▶ **Your task**:
Output the full listing below exactly; the images stay out.
*** Supplied data Section Begins ***
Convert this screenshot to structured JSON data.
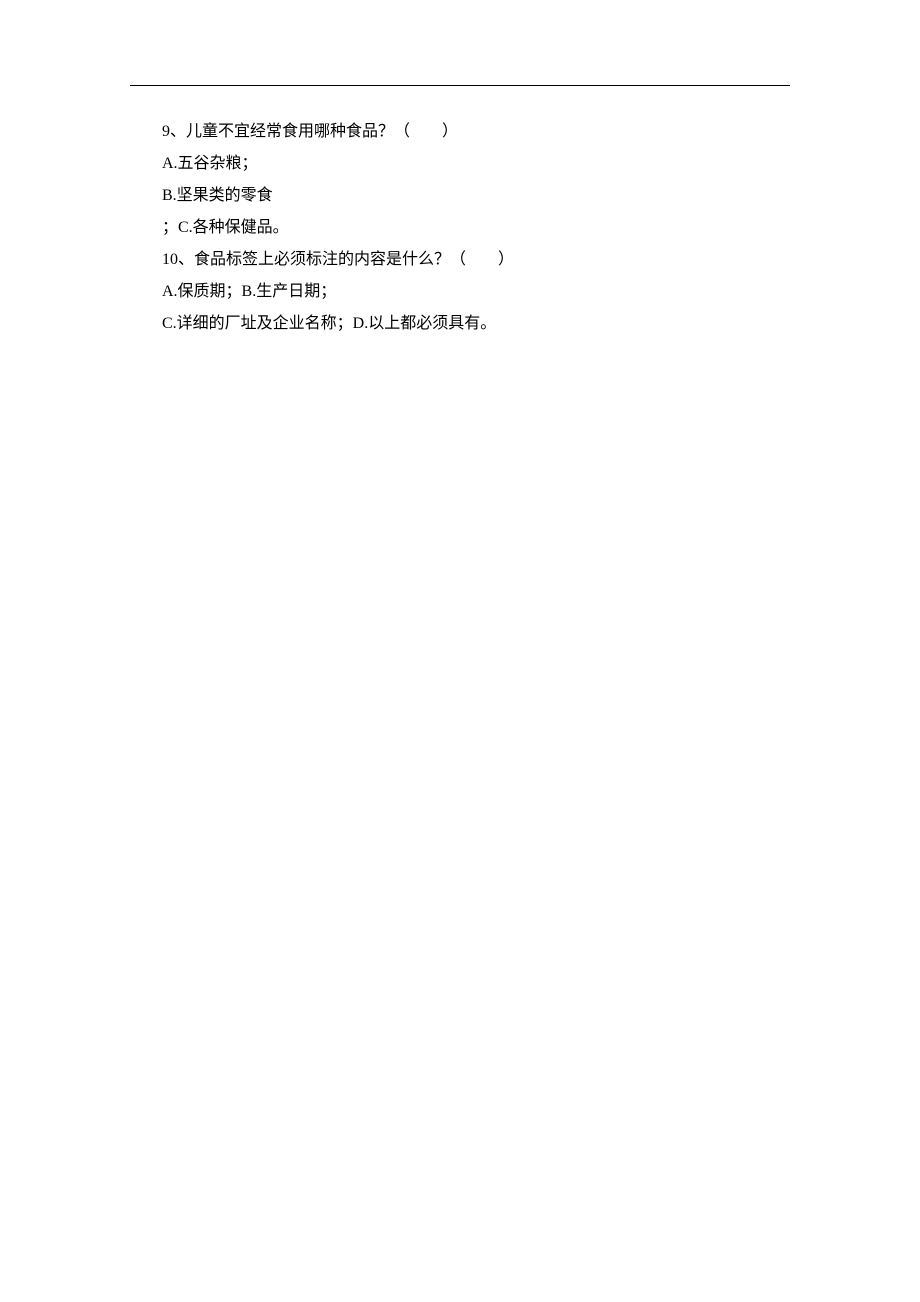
{
  "questions": [
    {
      "number": "9、",
      "text": "儿童不宜经常食用哪种食品？（　　）",
      "options": [
        "A.五谷杂粮；",
        "B.坚果类的零食",
        "；C.各种保健品。"
      ]
    },
    {
      "number": "10、",
      "text": "食品标签上必须标注的内容是什么？（　　）",
      "options": [
        "A.保质期；B.生产日期；",
        "C.详细的厂址及企业名称；D.以上都必须具有。"
      ]
    }
  ]
}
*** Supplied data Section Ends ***
▶ **The completed task**:
Convert this screenshot to structured JSON data.
{
  "questions": [
    {
      "number": "9、",
      "text": "儿童不宜经常食用哪种食品？（　　）",
      "options": [
        "A.五谷杂粮；",
        "B.坚果类的零食",
        "；C.各种保健品。"
      ]
    },
    {
      "number": "10、",
      "text": "食品标签上必须标注的内容是什么？（　　）",
      "options": [
        "A.保质期；B.生产日期；",
        "C.详细的厂址及企业名称；D.以上都必须具有。"
      ]
    }
  ]
}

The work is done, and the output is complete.